Echoing a similar sentiment, former Union minister and senior Congress leader Jairam Ramesh had also said that the Congress will take a leadership role in building an alliance with like-minded parties against the CAB and the proposed nationwide National Register of Citizens (NRC).
He went on to accuse Prime Minister Narendra Modi, Union Home minister Amit Shah and the BJP of using CAB as a political tool to divert the people’s attention from the main issues of the country like current growth pangs of India.
However, in a hurry to oppose the decision of the BJP government, the Congress party seems to have exposed its hypocrisy on the issue of granting citizenship to the persecuted minorities from the neighbouring countries. It is, in fact, surprising to see that the Congress party has now chosen to oppose an idea to which the party had vehemently supported in the past.
On December 18, 2003, former Prime Minister and Congress MP Manmohan Singh, who was then leader of the Opposition in Rajya Sabha, had spoken in the Upper House in favour of giving citizenship to Hindus from Bangladesh who had taken refuge in India because of persecution.
— Yo Yo Funny Singh (@moronhumor) December 19, 2019
In the Rajya Sabha, Manmohan Singh who was yet to become country’s Prime Minister had said, “After the partition of our country, minorities in countries like Bangladesh have faced persecution, and it is our moral obligation that if circumstances force people, these unfortunate people, to seek refuge in our country, our approach to granting citizenship to these unfortunate persons should be more liberal.”
Clarifying the Congress party stand on the issue, the then Rajya Sabha leader of opposition Dr Singh had stated, “It is our moral obligation that if circumstances force people, these unfortunate people, to seek refuge in our country, our approach to granting citizenship to these unfortunate persons should be more liberal”.
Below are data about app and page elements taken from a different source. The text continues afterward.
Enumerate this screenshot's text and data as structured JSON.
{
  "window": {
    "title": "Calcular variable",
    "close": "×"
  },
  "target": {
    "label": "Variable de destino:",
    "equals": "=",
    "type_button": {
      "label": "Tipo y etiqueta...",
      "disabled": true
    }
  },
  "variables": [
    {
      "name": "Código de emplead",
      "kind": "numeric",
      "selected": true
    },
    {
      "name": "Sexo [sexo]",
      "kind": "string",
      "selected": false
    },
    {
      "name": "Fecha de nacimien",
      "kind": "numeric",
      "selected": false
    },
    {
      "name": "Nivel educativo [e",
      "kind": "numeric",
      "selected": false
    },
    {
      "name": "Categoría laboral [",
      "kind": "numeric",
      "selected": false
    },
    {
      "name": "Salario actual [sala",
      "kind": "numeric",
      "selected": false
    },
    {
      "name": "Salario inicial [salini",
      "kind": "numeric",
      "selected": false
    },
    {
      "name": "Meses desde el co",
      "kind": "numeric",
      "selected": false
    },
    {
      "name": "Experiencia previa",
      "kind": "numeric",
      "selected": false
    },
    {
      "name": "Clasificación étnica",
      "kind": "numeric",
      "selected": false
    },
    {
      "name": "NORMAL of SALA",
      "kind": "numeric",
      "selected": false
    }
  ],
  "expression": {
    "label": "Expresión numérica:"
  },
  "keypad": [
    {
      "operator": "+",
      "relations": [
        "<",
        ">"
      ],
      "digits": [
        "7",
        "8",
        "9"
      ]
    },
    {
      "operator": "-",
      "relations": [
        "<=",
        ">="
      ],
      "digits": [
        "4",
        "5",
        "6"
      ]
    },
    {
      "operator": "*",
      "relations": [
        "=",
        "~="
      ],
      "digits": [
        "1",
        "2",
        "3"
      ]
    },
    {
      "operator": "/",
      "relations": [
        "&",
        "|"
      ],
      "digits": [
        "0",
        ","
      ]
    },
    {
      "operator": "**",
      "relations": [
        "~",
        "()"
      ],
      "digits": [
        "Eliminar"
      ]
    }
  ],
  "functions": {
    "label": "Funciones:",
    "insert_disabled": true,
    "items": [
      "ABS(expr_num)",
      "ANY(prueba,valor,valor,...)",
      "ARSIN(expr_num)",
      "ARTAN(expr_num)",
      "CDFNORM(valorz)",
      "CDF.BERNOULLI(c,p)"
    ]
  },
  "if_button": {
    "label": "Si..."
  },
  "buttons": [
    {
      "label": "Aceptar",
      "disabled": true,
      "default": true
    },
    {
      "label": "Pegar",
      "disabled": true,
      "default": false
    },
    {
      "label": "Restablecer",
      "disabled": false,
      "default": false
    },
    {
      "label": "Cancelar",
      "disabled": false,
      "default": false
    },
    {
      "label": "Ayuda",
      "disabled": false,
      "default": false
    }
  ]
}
“I sincerely hope that the Deputy Prime Minister (LK Advani) will bear this in mind in charting out the future course of action with regard to the Citizenship Act,” Singh had said in Rajya Sabha in 2003.
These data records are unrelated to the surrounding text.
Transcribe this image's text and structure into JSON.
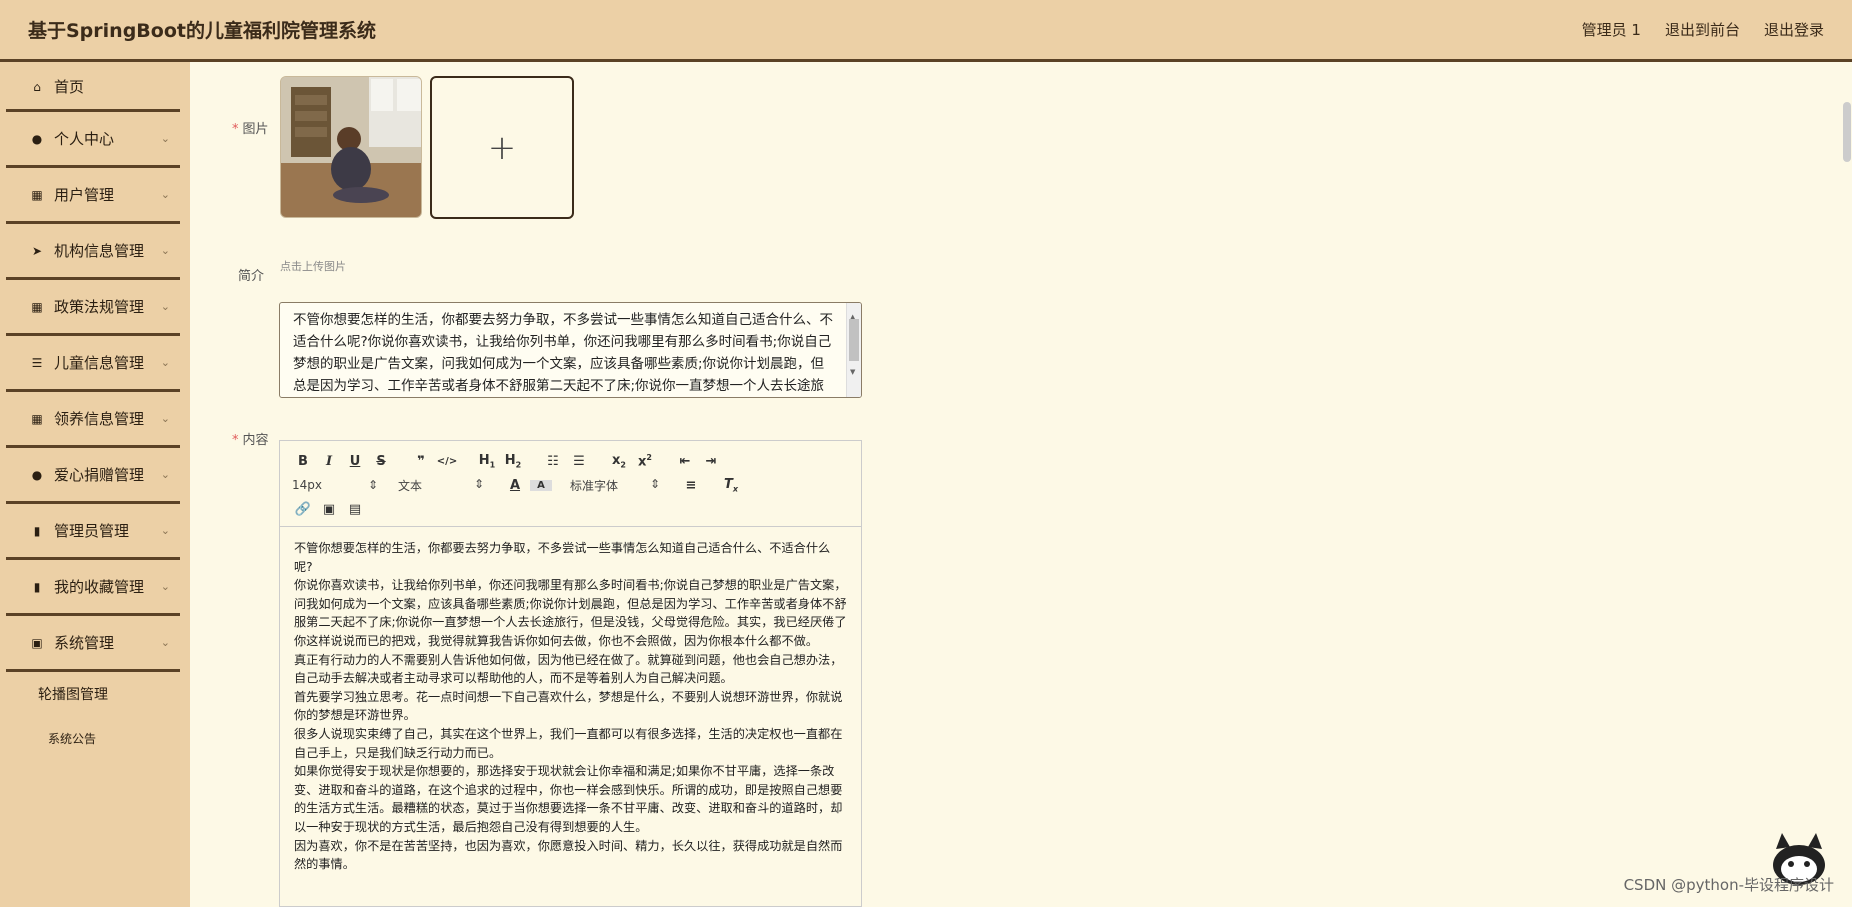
{
  "header": {
    "title": "基于SpringBoot的儿童福利院管理系统",
    "user": "管理员 1",
    "front": "退出到前台",
    "logout": "退出登录"
  },
  "sidebar": {
    "items": [
      {
        "label": "首页",
        "icon": "home-icon",
        "glyph": "⌂"
      },
      {
        "label": "个人中心",
        "icon": "user-icon",
        "glyph": "●"
      },
      {
        "label": "用户管理",
        "icon": "grid-icon",
        "glyph": "▦"
      },
      {
        "label": "机构信息管理",
        "icon": "send-icon",
        "glyph": "➤"
      },
      {
        "label": "政策法规管理",
        "icon": "grid-icon",
        "glyph": "▦"
      },
      {
        "label": "儿童信息管理",
        "icon": "list-icon",
        "glyph": "☰"
      },
      {
        "label": "领养信息管理",
        "icon": "grid-icon",
        "glyph": "▦"
      },
      {
        "label": "爱心捐赠管理",
        "icon": "person-icon",
        "glyph": "●"
      },
      {
        "label": "管理员管理",
        "icon": "chart-icon",
        "glyph": "▮"
      },
      {
        "label": "我的收藏管理",
        "icon": "bar-chart-icon",
        "glyph": "▮"
      },
      {
        "label": "系统管理",
        "icon": "clipboard-icon",
        "glyph": "▣"
      }
    ],
    "sub_items": [
      "轮播图管理",
      "系统公告"
    ]
  },
  "form": {
    "image_label": "图片",
    "upload_hint": "点击上传图片",
    "intro_label": "简介",
    "intro_text": "不管你想要怎样的生活，你都要去努力争取，不多尝试一些事情怎么知道自己适合什么、不适合什么呢?你说你喜欢读书，让我给你列书单，你还问我哪里有那么多时间看书;你说自己梦想的职业是广告文案，问我如何成为一个文案，应该具备哪些素质;你说你计划晨跑，但总是因为学习、工作辛苦或者身体不舒服第二天起不了床;你说你一直梦想一个人去长途旅行，但是没钱，父母觉得危险。",
    "content_label": "内容"
  },
  "editor": {
    "font_size": "14px",
    "text_type": "文本",
    "font_family": "标准字体",
    "paragraphs": [
      "不管你想要怎样的生活，你都要去努力争取，不多尝试一些事情怎么知道自己适合什么、不适合什么呢?",
      "你说你喜欢读书，让我给你列书单，你还问我哪里有那么多时间看书;你说自己梦想的职业是广告文案，问我如何成为一个文案，应该具备哪些素质;你说你计划晨跑，但总是因为学习、工作辛苦或者身体不舒服第二天起不了床;你说你一直梦想一个人去长途旅行，但是没钱，父母觉得危险。其实，我已经厌倦了你这样说说而已的把戏，我觉得就算我告诉你如何去做，你也不会照做，因为你根本什么都不做。",
      "真正有行动力的人不需要别人告诉他如何做，因为他已经在做了。就算碰到问题，他也会自己想办法，自己动手去解决或者主动寻求可以帮助他的人，而不是等着别人为自己解决问题。",
      "首先要学习独立思考。花一点时间想一下自己喜欢什么，梦想是什么，不要别人说想环游世界，你就说你的梦想是环游世界。",
      "很多人说现实束缚了自己，其实在这个世界上，我们一直都可以有很多选择，生活的决定权也一直都在自己手上，只是我们缺乏行动力而已。",
      "如果你觉得安于现状是你想要的，那选择安于现状就会让你幸福和满足;如果你不甘平庸，选择一条改变、进取和奋斗的道路，在这个追求的过程中，你也一样会感到快乐。所谓的成功，即是按照自己想要的生活方式生活。最糟糕的状态，莫过于当你想要选择一条不甘平庸、改变、进取和奋斗的道路时，却以一种安于现状的方式生活，最后抱怨自己没有得到想要的人生。",
      "因为喜欢，你不是在苦苦坚持，也因为喜欢，你愿意投入时间、精力，长久以往，获得成功就是自然而然的事情。"
    ]
  },
  "watermark": "CSDN @python-毕设程序设计"
}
The opposition parties, especially Congress has been expressing its resentment publicly against the Citizenship Act, 1955 on the pretext that it violated the ‘secular’ character of the country. Secondly, the parties claim that not allowing Muslim refugees from these countries is contravention to the fundamental rights of an individual under Article 14.
The Citizenship Amendment Bill seeks to amend the existing law in order to grant Indian nationality to Hindus, Sikhs, Buddhists, Jains, Parsis, and Christians, who come to India because of religious persecution in Bangladesh, Pakistan, and Afghanistan even if they do not possess proper documents.
The CAB will propose to amend the definition of illegal migrants, reduction in the number of years of residency period to obtain Indian citizenship through naturalisation and empower the Centre to cancel the registration of Overseas Citizen of India card in case of any violation.